In this collection of innovative, thought-provoking essays, established and emerging scholars consider the sea changes taking place within Chicana/o scholarship, the shifting racial and political boundaries of Chicana/o communities, and new perspectives on America’s culture wars
Chicana/o history has reached an intriguing juncture. While academic and intellectual studies are embracing new, highly nuanced perspectives on race, class, gender, education, identity, and community, the field itself continues to be viewed as a battleground, subject to attacks from outside academia by those who claim that the discipline promotes racial hatred and anti-Americanism. Against a backdrop of deportations and voter suppression targeting Latinos, A Promising Problem presents the optimistic voices of scholars who call for sophisticated solutions while embracing transnationalism and the reality of multiple, overlapping identities.
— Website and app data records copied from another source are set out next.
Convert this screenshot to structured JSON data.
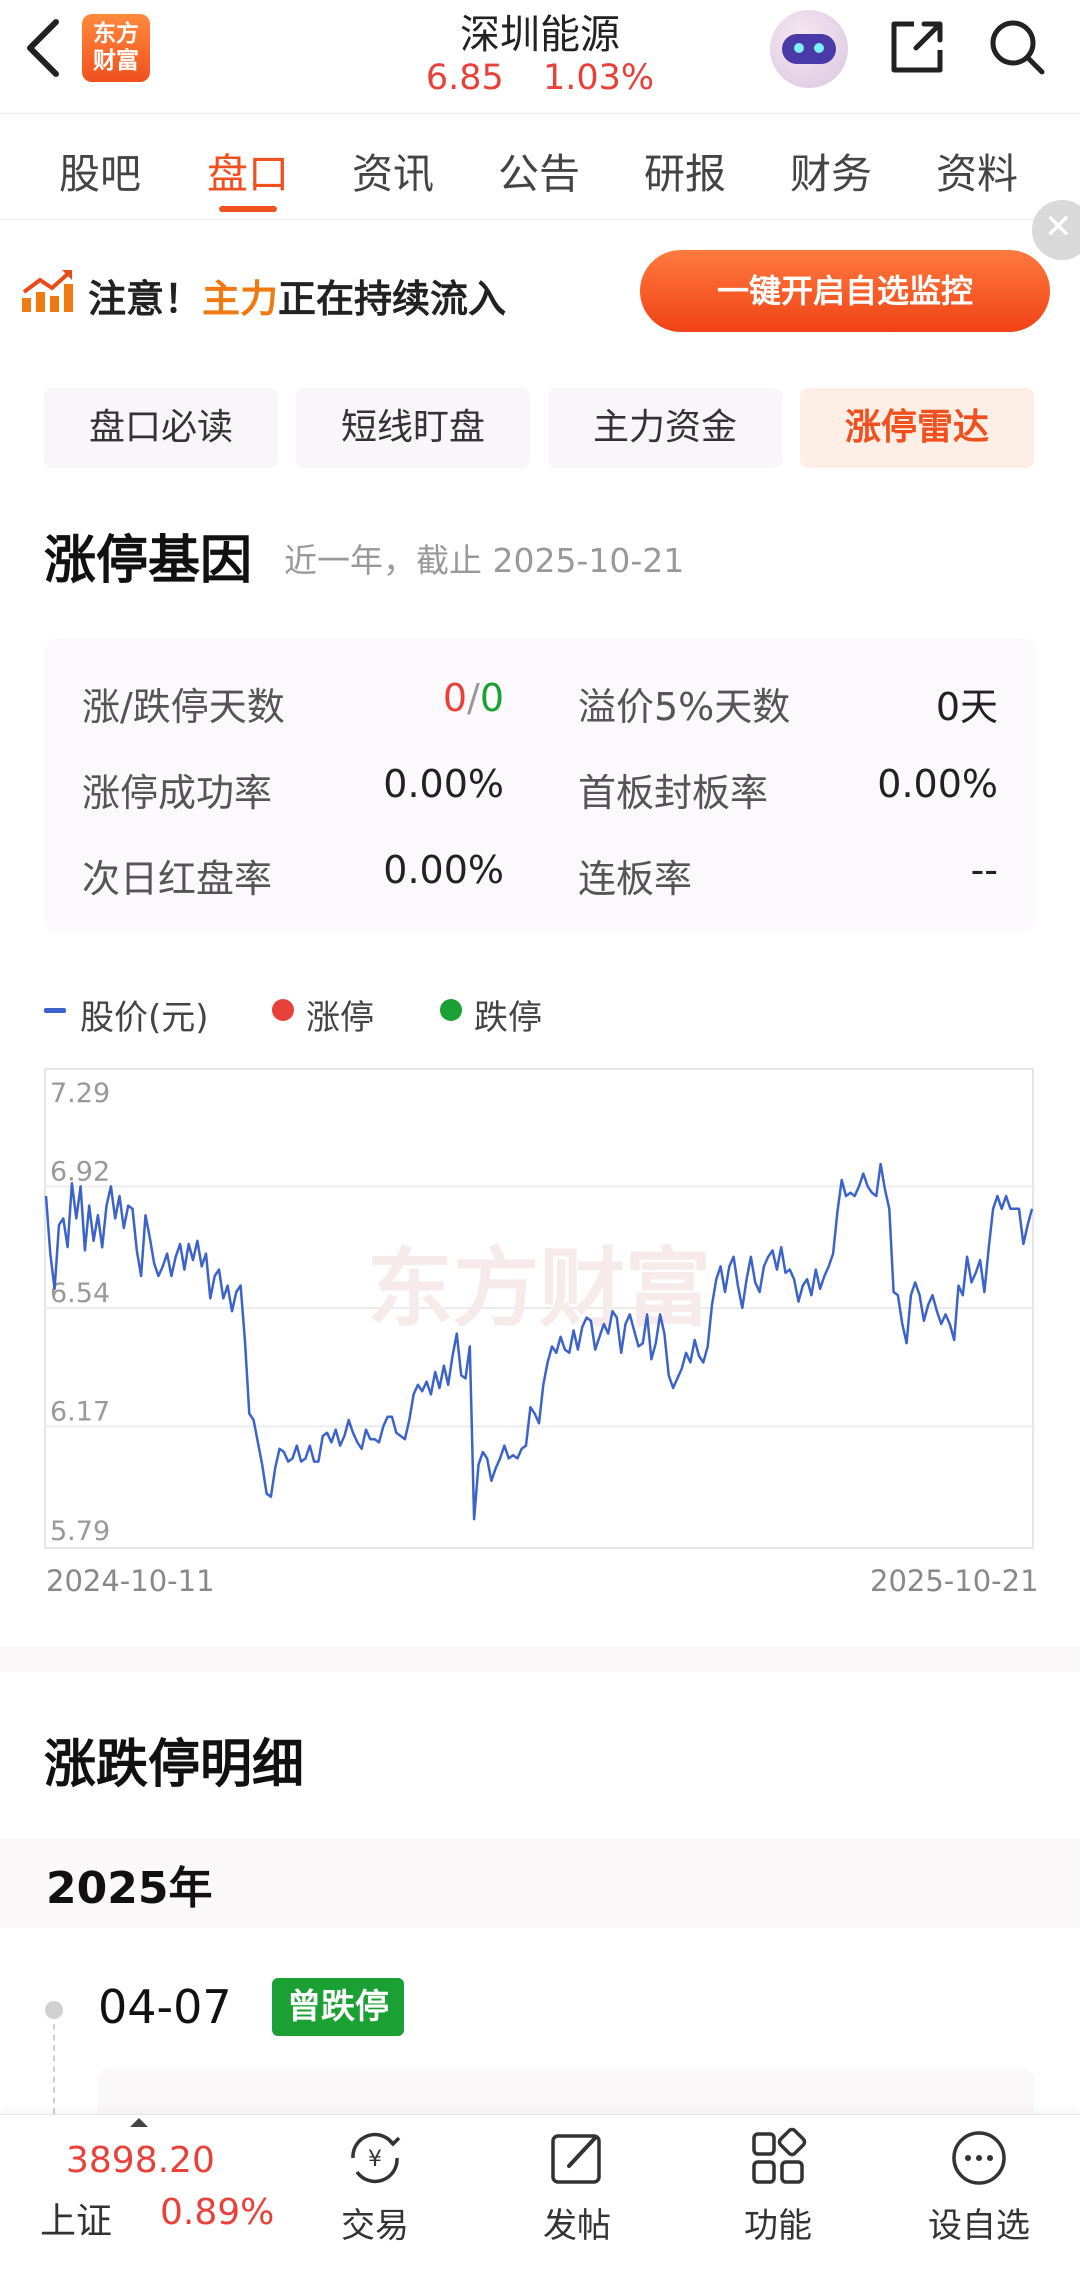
{
  "header": {
    "logo_text": "东方财富",
    "stock_name": "深圳能源",
    "price": "6.85",
    "change_pct": "1.03%"
  },
  "tabs": [
    {
      "label": "股吧",
      "active": false
    },
    {
      "label": "盘口",
      "active": true
    },
    {
      "label": "资讯",
      "active": false
    },
    {
      "label": "公告",
      "active": false
    },
    {
      "label": "研报",
      "active": false
    },
    {
      "label": "财务",
      "active": false
    },
    {
      "label": "资料",
      "active": false
    }
  ],
  "banner": {
    "text_prefix": "注意！",
    "text_highlight": "主力",
    "text_suffix": "正在持续流入",
    "button_label": "一键开启自选监控"
  },
  "subtabs": [
    {
      "label": "盘口必读",
      "active": false
    },
    {
      "label": "短线盯盘",
      "active": false
    },
    {
      "label": "主力资金",
      "active": false
    },
    {
      "label": "涨停雷达",
      "active": true
    }
  ],
  "gene": {
    "title": "涨停基因",
    "subtitle": "近一年，截止 2025-10-21",
    "stats": {
      "limit_days_label": "涨/跌停天数",
      "limit_up_days": "0",
      "separator": "/",
      "limit_down_days": "0",
      "premium_label": "溢价5%天数",
      "premium_value": "0天",
      "success_label": "涨停成功率",
      "success_value": "0.00%",
      "first_board_label": "首板封板率",
      "first_board_value": "0.00%",
      "next_red_label": "次日红盘率",
      "next_red_value": "0.00%",
      "consecutive_label": "连板率",
      "consecutive_value": "--"
    }
  },
  "legend": {
    "price_label": "股价(元)",
    "up_label": "涨停",
    "down_label": "跌停"
  },
  "colors": {
    "accent": "#f0501e",
    "up": "#e8413a",
    "down": "#1aa033",
    "line": "#3b63c9"
  },
  "chart_data": {
    "type": "line",
    "ylim": [
      5.79,
      7.29
    ],
    "y_ticks": [
      "7.29",
      "6.92",
      "6.54",
      "6.17",
      "5.79"
    ],
    "x_start": "2024-10-11",
    "x_end": "2025-10-21",
    "watermark": "东方财富",
    "series": [
      {
        "name": "股价(元)",
        "values": [
          6.89,
          6.71,
          6.6,
          6.8,
          6.82,
          6.73,
          6.93,
          6.82,
          6.92,
          6.72,
          6.86,
          6.75,
          6.83,
          6.73,
          6.86,
          6.92,
          6.82,
          6.89,
          6.79,
          6.86,
          6.85,
          6.72,
          6.64,
          6.83,
          6.76,
          6.68,
          6.64,
          6.67,
          6.71,
          6.64,
          6.7,
          6.74,
          6.66,
          6.74,
          6.69,
          6.75,
          6.67,
          6.71,
          6.57,
          6.64,
          6.66,
          6.57,
          6.61,
          6.53,
          6.59,
          6.61,
          6.44,
          6.21,
          6.19,
          6.12,
          6.05,
          5.96,
          5.95,
          6.04,
          6.1,
          6.09,
          6.06,
          6.07,
          6.11,
          6.06,
          6.07,
          6.11,
          6.06,
          6.06,
          6.14,
          6.15,
          6.12,
          6.16,
          6.11,
          6.14,
          6.19,
          6.15,
          6.12,
          6.1,
          6.16,
          6.13,
          6.13,
          6.12,
          6.17,
          6.2,
          6.2,
          6.15,
          6.14,
          6.13,
          6.19,
          6.27,
          6.3,
          6.28,
          6.31,
          6.27,
          6.34,
          6.29,
          6.36,
          6.3,
          6.39,
          6.46,
          6.33,
          6.32,
          6.42,
          5.88,
          6.05,
          6.09,
          6.07,
          6.0,
          6.04,
          6.07,
          6.11,
          6.07,
          6.08,
          6.07,
          6.1,
          6.11,
          6.23,
          6.21,
          6.18,
          6.3,
          6.37,
          6.42,
          6.4,
          6.45,
          6.41,
          6.4,
          6.47,
          6.41,
          6.48,
          6.51,
          6.5,
          6.41,
          6.45,
          6.49,
          6.46,
          6.53,
          6.51,
          6.4,
          6.49,
          6.52,
          6.47,
          6.42,
          6.43,
          6.52,
          6.38,
          6.43,
          6.52,
          6.46,
          6.33,
          6.29,
          6.32,
          6.35,
          6.4,
          6.37,
          6.44,
          6.39,
          6.37,
          6.42,
          6.55,
          6.63,
          6.67,
          6.59,
          6.67,
          6.7,
          6.61,
          6.54,
          6.63,
          6.7,
          6.62,
          6.59,
          6.67,
          6.7,
          6.72,
          6.66,
          6.73,
          6.65,
          6.66,
          6.63,
          6.56,
          6.61,
          6.63,
          6.58,
          6.66,
          6.6,
          6.64,
          6.67,
          6.71,
          6.84,
          6.94,
          6.89,
          6.9,
          6.89,
          6.92,
          6.96,
          6.92,
          6.9,
          6.89,
          6.99,
          6.91,
          6.85,
          6.59,
          6.58,
          6.49,
          6.43,
          6.58,
          6.62,
          6.58,
          6.5,
          6.55,
          6.58,
          6.53,
          6.49,
          6.52,
          6.49,
          6.44,
          6.61,
          6.58,
          6.7,
          6.62,
          6.65,
          6.69,
          6.59,
          6.73,
          6.85,
          6.89,
          6.85,
          6.89,
          6.85,
          6.85,
          6.85,
          6.74,
          6.8,
          6.85
        ]
      }
    ],
    "limit_up_points": [],
    "limit_down_points": []
  },
  "chart_watermark": "东方财富",
  "detail": {
    "title": "涨跌停明细",
    "year": "2025年",
    "events": [
      {
        "date": "04-07",
        "badge": "曾跌停"
      }
    ]
  },
  "bottom": {
    "index_value": "3898.20",
    "index_name": "上证",
    "index_pct": "0.89%",
    "nav": [
      {
        "label": "交易",
        "icon": "yen-exchange-icon"
      },
      {
        "label": "发帖",
        "icon": "edit-icon"
      },
      {
        "label": "功能",
        "icon": "apps-icon"
      },
      {
        "label": "设自选",
        "icon": "more-circle-icon"
      }
    ]
  }
}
Showcasing a variety of new directions, this anthology spans topics such as growth and reassessment in Chicana/o history manifested in a disruption of nationalism and geographic essentialism, the impact of legal history, interracial relations and the experiences of Latino subpopulations in the US South, race and the politics of religious history, transborder feminism in the early twentieth century, and aspirations for a field that increasingly demonstrates the relational dynamics of cultural production. As they reflect on the state of their field, the contributors offer significant insights into sociology, psychology, anthropology, political science, education, and literature, while tracing the history of activism throughout the last century and debating the very concepts of “Chicano” and “Chicano history.” Although the political landscape is fraught with closed-off rhetoric, A Promising Problem encourages diversity of thought and opens the possibilities of historical imagination.
- Chapter One. Looking In while Stepping Out: Growth, Reassessment, and the Promising Problem of the New Chicana/o History (Carlos Kevin Blanton)
- Chapter Two. The Accidental Historian; or, How I Found My Groove in Legal History (Michael A. Olivas)
- Chapter Three. Moving beyond Aztlán: Disrupting Nationalism and Geographic Essentialism in Chicano/a History (Lilia Fernández)
- Chapter Four. Chicana/o History as Southern History: Race, Place, and the US South (Perla M. Guerrero)
- Chapter Five. Sacred Spaces: Race, Resistance, and the Politics of Chicana/o and Latina/o Religious History (Felipe Hinojosa)
- Chapter Six. Chicanas in the US-Mexican Borderlands: Transborder Conversations of Feminism and Anarchism, 1905–1938 (Sonia Hernández)
- Chapter Seven. Eastside Imaginaries: Toward a Relational and Transnational Chicana/o Cultural History (Luis Alvarez)
- Select Bibliography of Recent Publications in Chicana/o History
"While the essays [in A Promising Problem] represent the broad spectrum of Mexican American history, all authors speak to each other by referencing each other's work and pointing out common findings across chapters. This technique makes for a much more integrated and tightly-woven anthology than is common among such books, indicating that much thought went into crafting the study."
Bulletin of Spanish Studies
“[A Promising Problem's] essays offer fresh insights that make this edited collection a worthwhile read.”
Pacific Historical Review
“This volume makes a forceful and convincing intervention in the fields of Chicana/o and Latina/o studies by expanding the geographic and theoretical scope to better reflect the nuanced, complex, and interrelated lives of the population. The authors propose a variety of new and important directions for scholarship that promise to mold our historical understanding.”
Rául Ramos, University of Houston, author of Beyond the Alamo: Forging Mexican Ethnicity in San Antonio, 1821–1861
“Blanton is to be commended for taking on the task of challenging orthodoxy and complacency in this thoughtful collection.”
David G. Gutiérrez, University of California, San Diego, author of Walls and Mirrors: Mexican Americans, Mexican Immigrants, and the Politics of Ethnicity